### Work instructions
Across the records below, count every line that contains the string "JSON", then report the count alone.

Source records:
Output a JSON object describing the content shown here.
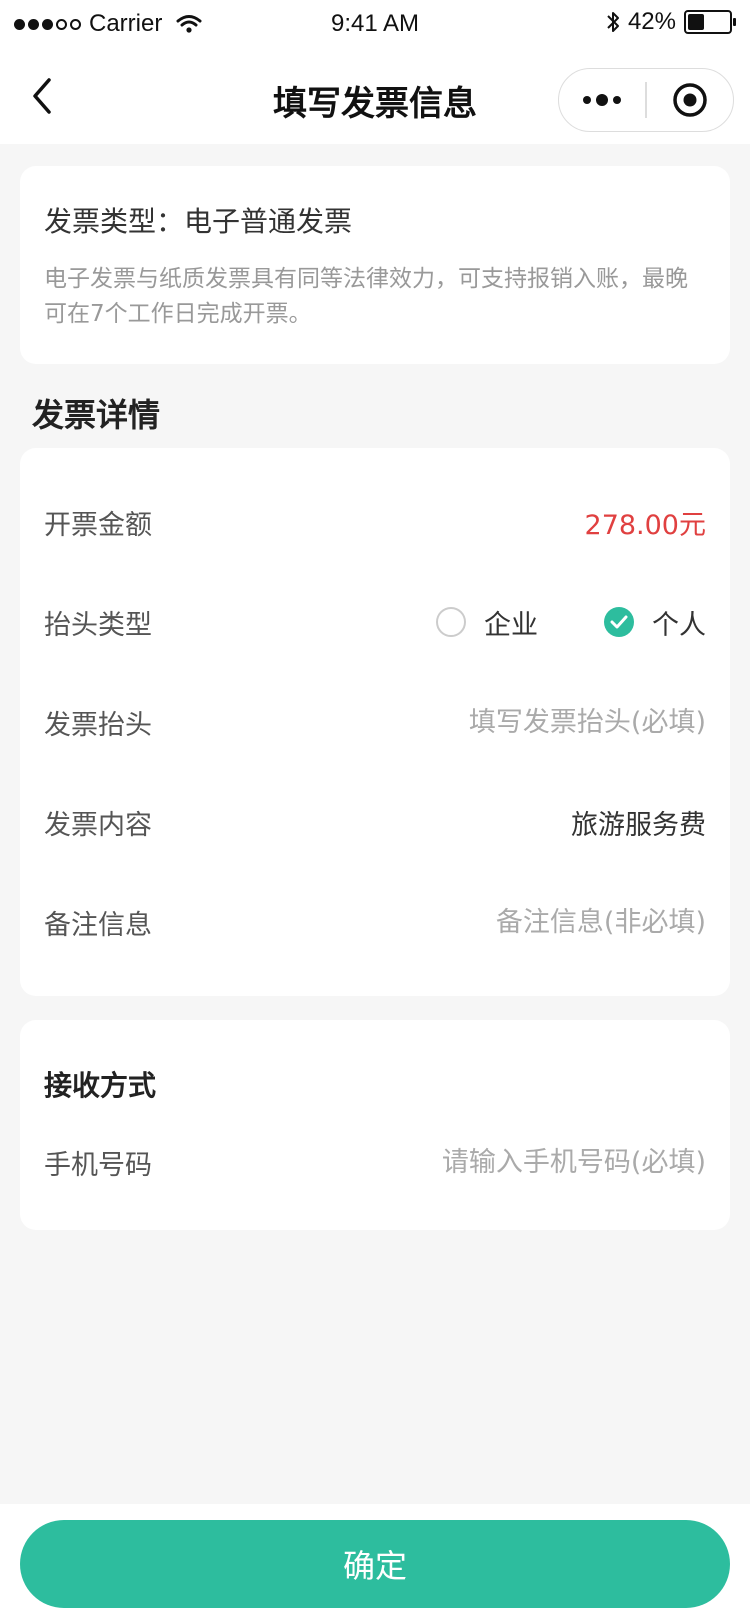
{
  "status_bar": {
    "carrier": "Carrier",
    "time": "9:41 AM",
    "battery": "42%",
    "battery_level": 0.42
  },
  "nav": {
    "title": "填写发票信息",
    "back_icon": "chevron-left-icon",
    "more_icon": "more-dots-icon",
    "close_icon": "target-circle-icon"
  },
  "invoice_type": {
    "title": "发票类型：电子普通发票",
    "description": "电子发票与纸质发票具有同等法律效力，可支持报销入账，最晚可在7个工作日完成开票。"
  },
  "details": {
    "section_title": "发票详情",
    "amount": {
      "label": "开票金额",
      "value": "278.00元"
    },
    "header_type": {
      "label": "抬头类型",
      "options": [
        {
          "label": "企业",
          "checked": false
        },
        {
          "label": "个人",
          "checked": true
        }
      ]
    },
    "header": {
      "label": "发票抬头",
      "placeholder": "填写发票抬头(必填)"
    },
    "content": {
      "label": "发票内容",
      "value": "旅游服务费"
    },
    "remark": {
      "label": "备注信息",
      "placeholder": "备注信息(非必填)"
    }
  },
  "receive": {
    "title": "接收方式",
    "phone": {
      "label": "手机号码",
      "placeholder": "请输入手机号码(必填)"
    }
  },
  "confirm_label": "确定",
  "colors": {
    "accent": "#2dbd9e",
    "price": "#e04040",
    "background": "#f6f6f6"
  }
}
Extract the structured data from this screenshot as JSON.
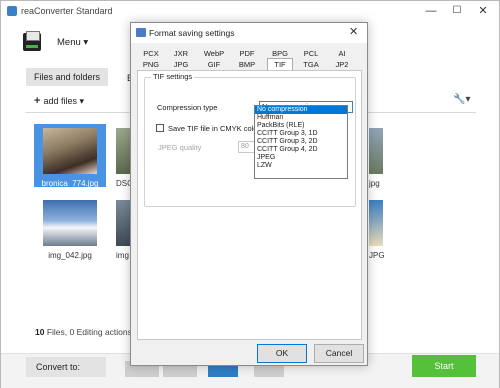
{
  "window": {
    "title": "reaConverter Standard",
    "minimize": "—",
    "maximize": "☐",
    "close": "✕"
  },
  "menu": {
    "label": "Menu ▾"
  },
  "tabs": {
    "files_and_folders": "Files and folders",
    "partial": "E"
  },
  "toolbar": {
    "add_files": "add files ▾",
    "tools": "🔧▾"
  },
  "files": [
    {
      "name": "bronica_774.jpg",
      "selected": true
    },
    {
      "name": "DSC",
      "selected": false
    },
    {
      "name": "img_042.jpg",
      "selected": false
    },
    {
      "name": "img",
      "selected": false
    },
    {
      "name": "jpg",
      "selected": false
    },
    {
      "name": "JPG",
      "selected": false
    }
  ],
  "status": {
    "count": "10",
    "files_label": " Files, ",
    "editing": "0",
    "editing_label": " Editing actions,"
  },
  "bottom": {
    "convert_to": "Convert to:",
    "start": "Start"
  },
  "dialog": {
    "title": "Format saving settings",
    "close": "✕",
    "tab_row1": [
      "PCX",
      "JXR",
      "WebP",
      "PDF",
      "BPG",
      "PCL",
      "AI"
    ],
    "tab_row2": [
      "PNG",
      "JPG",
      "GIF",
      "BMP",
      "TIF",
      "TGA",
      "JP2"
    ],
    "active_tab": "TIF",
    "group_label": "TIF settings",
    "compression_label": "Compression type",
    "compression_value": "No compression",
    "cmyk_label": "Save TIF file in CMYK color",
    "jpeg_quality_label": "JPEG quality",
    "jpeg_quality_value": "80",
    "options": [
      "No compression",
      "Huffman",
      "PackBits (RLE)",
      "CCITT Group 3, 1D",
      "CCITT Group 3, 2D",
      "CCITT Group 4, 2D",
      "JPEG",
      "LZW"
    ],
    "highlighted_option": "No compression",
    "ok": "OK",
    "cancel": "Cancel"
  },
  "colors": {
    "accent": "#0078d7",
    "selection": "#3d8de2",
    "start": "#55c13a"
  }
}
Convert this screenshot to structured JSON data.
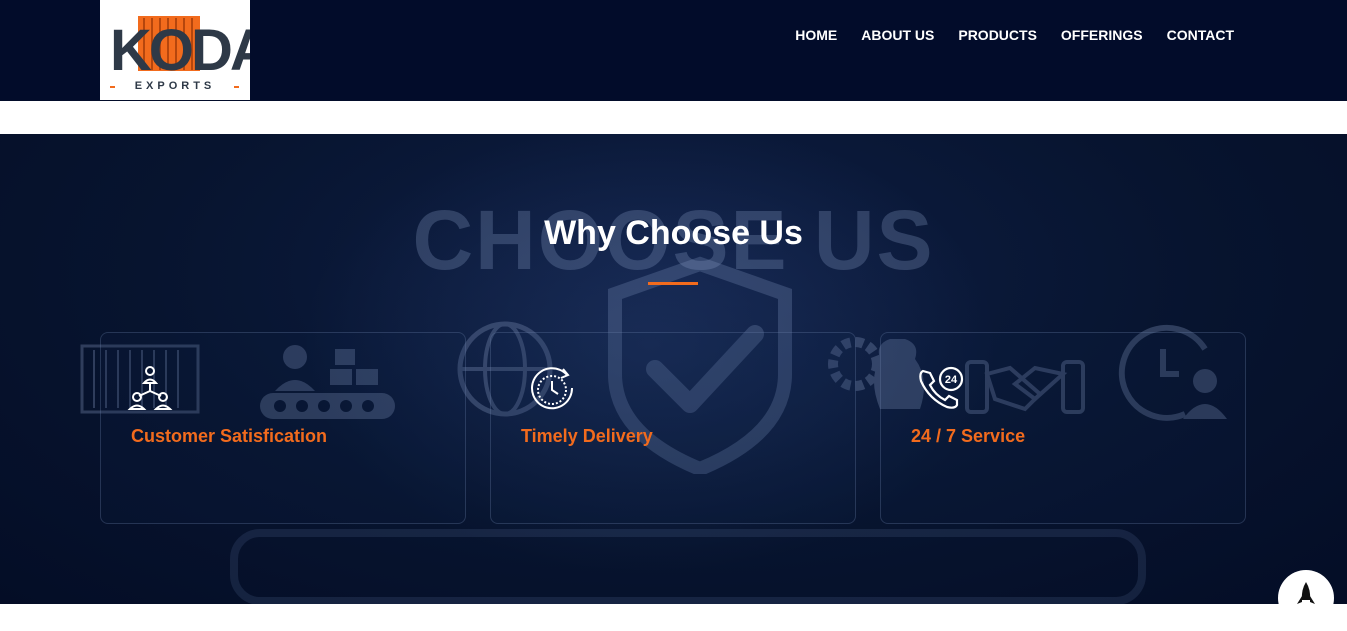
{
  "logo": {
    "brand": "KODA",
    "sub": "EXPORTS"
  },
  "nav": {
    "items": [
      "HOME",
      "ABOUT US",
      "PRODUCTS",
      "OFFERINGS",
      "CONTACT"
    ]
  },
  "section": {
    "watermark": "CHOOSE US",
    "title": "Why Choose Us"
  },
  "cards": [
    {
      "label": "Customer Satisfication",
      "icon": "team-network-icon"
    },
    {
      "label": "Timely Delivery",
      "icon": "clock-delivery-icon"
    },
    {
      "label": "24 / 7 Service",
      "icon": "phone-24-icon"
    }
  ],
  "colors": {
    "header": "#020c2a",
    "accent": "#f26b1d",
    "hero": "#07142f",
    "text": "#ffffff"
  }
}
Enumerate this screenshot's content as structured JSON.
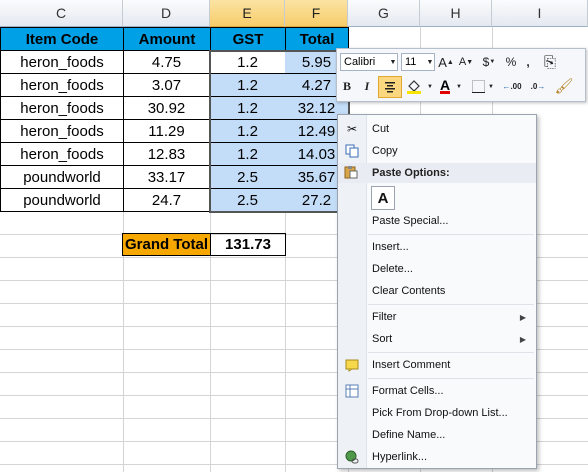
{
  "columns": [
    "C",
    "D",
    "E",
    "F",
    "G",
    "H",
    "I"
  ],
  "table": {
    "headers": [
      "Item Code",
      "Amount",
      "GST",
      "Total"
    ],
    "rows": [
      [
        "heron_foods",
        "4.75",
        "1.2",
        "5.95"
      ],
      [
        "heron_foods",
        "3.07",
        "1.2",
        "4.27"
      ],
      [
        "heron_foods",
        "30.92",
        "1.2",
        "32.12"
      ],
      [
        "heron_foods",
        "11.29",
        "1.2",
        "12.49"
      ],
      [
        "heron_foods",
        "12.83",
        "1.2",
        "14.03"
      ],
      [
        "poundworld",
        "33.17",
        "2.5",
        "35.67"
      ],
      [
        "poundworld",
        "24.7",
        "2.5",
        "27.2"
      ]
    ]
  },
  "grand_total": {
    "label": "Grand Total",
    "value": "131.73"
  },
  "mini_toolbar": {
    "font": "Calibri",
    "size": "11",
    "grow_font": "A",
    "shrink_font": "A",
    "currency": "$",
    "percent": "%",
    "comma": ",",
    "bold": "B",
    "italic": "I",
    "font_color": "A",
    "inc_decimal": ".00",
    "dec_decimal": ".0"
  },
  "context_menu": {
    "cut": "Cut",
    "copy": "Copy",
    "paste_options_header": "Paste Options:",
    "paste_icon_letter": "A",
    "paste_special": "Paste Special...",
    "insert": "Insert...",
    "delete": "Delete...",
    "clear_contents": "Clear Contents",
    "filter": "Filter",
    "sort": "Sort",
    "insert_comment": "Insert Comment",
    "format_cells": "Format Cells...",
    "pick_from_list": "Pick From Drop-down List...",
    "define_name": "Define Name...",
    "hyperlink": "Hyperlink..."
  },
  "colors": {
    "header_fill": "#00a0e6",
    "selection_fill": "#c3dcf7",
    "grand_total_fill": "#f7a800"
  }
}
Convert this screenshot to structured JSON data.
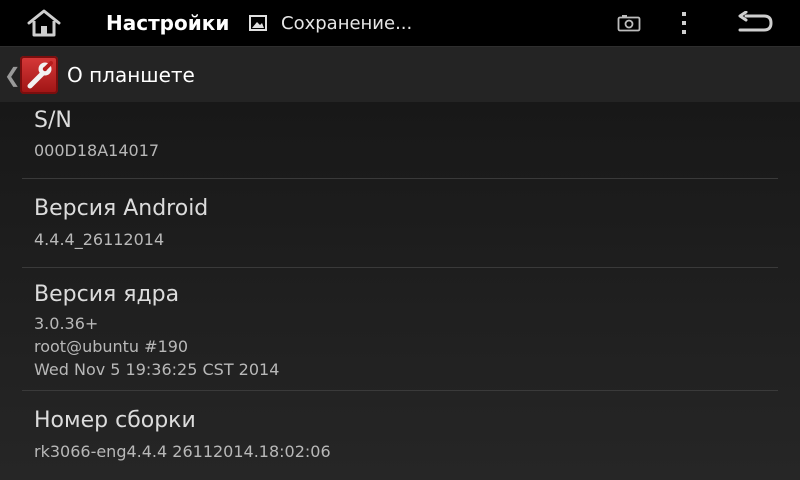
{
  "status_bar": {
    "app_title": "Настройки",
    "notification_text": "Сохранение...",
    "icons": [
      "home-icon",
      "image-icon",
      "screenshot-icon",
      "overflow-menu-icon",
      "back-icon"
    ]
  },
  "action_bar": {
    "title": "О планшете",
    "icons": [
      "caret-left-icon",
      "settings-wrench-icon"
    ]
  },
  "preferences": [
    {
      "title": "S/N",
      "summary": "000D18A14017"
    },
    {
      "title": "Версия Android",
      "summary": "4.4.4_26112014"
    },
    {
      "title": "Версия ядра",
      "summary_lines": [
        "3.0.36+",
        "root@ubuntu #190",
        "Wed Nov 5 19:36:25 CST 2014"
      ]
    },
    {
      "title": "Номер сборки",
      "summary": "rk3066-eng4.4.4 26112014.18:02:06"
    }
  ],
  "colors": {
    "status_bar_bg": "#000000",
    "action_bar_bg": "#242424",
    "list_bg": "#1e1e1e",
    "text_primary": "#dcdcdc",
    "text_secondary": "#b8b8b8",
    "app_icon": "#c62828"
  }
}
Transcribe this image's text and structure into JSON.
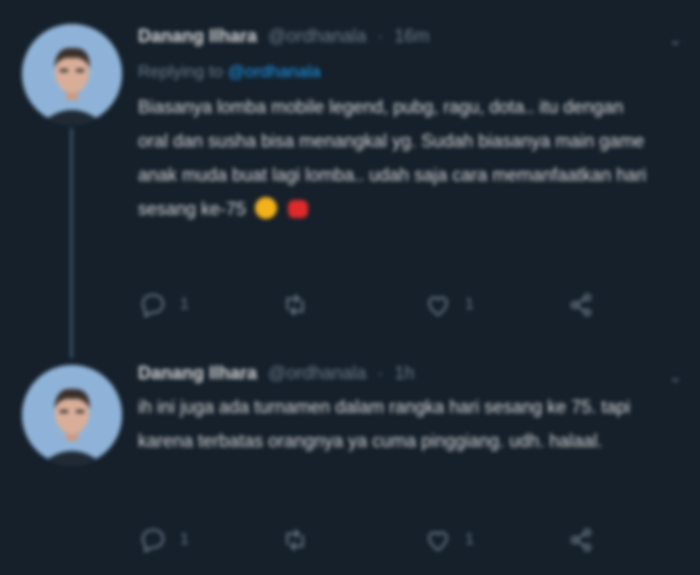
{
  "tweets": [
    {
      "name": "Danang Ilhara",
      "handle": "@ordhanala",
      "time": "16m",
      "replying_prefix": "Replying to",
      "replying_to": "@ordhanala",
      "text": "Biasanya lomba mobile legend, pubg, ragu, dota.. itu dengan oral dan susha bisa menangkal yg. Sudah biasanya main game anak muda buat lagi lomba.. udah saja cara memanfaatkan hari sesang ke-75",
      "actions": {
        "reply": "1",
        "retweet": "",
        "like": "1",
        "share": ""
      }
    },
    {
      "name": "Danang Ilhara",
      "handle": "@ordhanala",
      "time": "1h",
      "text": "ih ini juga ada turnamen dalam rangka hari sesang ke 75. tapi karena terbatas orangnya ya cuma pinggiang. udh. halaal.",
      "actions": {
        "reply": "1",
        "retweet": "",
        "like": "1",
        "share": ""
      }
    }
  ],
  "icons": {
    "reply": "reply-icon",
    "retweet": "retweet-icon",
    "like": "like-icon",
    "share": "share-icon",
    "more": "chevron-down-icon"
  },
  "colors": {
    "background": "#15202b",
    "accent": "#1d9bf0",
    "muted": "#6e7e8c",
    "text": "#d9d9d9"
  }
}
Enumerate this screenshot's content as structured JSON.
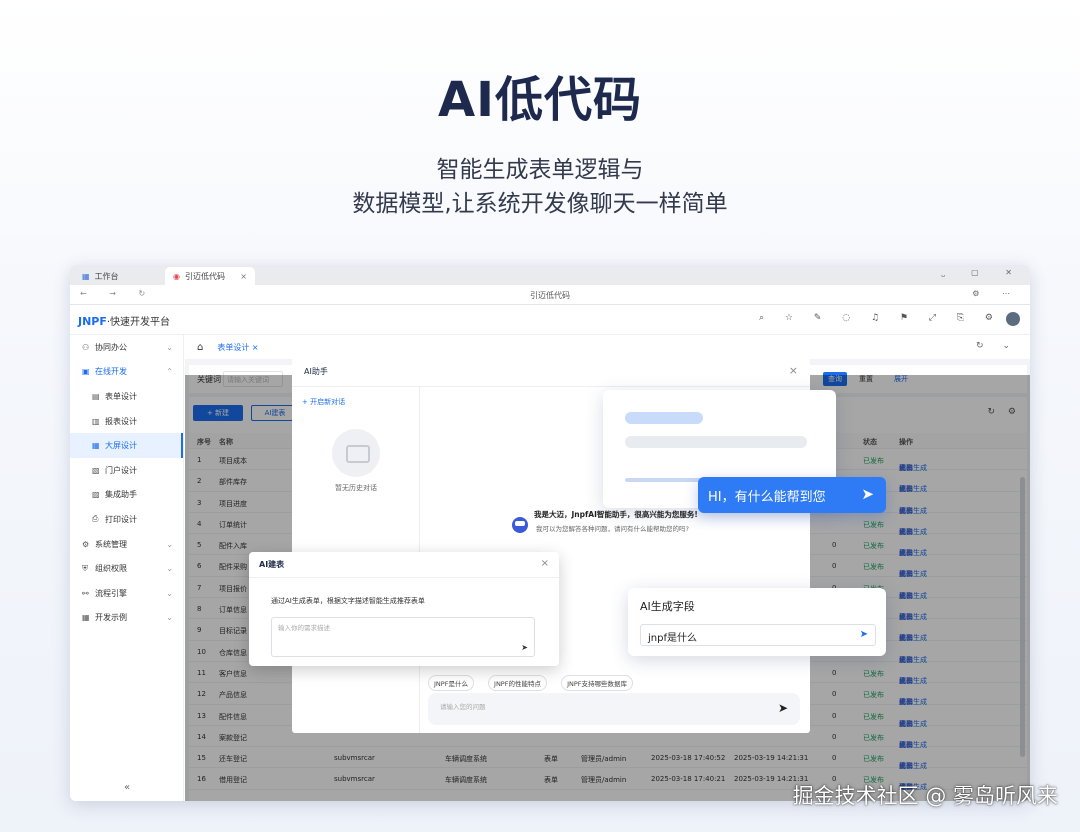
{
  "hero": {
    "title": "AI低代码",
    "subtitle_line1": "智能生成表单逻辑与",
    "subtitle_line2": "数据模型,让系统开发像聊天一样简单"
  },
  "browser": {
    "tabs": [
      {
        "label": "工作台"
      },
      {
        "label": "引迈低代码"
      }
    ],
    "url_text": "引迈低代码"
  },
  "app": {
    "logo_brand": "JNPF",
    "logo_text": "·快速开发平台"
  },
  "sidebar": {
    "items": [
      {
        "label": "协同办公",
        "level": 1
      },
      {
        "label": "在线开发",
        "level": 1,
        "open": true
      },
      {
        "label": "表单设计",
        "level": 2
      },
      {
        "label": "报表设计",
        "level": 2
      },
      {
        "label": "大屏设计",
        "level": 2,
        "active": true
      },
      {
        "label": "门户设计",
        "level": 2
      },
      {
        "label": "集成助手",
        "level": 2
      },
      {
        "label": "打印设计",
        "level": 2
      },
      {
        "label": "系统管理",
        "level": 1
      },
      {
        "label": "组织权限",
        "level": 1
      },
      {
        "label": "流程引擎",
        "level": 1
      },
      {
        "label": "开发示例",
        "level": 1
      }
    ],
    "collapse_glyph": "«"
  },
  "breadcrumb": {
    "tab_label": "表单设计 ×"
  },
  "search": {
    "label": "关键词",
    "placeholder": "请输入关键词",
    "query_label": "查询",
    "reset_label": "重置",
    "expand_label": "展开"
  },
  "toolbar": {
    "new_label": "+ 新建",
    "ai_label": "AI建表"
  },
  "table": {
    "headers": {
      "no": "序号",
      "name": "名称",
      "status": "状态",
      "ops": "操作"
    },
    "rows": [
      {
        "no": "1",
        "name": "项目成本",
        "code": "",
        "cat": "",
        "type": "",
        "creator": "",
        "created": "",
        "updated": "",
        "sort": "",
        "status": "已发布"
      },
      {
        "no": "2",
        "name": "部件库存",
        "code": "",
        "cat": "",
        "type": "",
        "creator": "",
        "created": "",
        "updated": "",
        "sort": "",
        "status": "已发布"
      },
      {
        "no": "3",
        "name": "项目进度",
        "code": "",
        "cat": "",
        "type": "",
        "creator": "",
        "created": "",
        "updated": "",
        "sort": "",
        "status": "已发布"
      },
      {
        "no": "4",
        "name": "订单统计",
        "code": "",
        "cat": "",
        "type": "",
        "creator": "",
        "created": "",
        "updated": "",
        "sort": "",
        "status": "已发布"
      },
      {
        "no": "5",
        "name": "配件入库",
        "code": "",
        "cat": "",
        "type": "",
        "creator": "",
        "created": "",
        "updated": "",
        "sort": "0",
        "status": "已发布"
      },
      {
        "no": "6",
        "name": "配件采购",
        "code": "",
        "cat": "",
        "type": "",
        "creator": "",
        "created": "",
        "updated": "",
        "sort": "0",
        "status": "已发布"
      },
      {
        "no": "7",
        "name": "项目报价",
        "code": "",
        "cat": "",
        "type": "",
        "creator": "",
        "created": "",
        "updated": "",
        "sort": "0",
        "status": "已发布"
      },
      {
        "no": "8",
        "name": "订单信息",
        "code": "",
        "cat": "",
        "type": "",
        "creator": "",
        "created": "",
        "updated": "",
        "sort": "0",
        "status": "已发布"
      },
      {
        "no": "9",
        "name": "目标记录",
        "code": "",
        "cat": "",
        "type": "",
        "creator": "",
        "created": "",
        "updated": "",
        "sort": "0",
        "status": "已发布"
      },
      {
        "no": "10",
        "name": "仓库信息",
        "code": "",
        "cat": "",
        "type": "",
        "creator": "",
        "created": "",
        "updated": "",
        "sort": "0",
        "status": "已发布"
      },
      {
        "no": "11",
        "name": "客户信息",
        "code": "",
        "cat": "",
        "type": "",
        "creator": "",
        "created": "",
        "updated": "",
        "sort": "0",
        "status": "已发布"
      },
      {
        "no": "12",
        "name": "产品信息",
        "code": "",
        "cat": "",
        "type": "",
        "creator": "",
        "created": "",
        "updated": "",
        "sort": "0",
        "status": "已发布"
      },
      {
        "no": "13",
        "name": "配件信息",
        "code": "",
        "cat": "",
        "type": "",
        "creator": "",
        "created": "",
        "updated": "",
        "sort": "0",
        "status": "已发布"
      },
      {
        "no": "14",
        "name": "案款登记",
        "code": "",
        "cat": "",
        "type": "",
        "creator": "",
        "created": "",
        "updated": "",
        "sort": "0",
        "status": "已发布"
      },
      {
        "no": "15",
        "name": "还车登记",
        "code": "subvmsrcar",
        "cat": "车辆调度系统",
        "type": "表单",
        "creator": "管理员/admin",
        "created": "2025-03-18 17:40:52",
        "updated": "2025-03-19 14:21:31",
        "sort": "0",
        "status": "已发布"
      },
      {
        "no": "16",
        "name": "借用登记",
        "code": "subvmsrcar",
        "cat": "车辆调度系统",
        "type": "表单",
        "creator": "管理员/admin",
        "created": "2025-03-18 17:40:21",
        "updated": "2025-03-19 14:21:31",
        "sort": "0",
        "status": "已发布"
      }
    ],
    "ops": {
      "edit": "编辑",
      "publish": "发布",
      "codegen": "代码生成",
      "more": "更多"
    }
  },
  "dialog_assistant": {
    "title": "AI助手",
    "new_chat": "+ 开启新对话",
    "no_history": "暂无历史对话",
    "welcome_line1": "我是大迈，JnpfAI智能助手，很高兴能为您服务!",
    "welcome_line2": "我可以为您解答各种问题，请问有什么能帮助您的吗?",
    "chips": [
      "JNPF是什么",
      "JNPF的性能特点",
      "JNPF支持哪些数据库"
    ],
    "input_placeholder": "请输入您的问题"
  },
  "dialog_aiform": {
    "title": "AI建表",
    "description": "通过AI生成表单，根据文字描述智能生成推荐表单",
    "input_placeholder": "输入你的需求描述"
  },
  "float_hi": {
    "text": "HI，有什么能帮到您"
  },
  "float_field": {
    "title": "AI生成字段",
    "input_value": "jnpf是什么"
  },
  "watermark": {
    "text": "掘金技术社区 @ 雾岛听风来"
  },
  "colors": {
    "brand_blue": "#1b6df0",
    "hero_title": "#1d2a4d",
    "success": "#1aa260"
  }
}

### Output of the exercise
7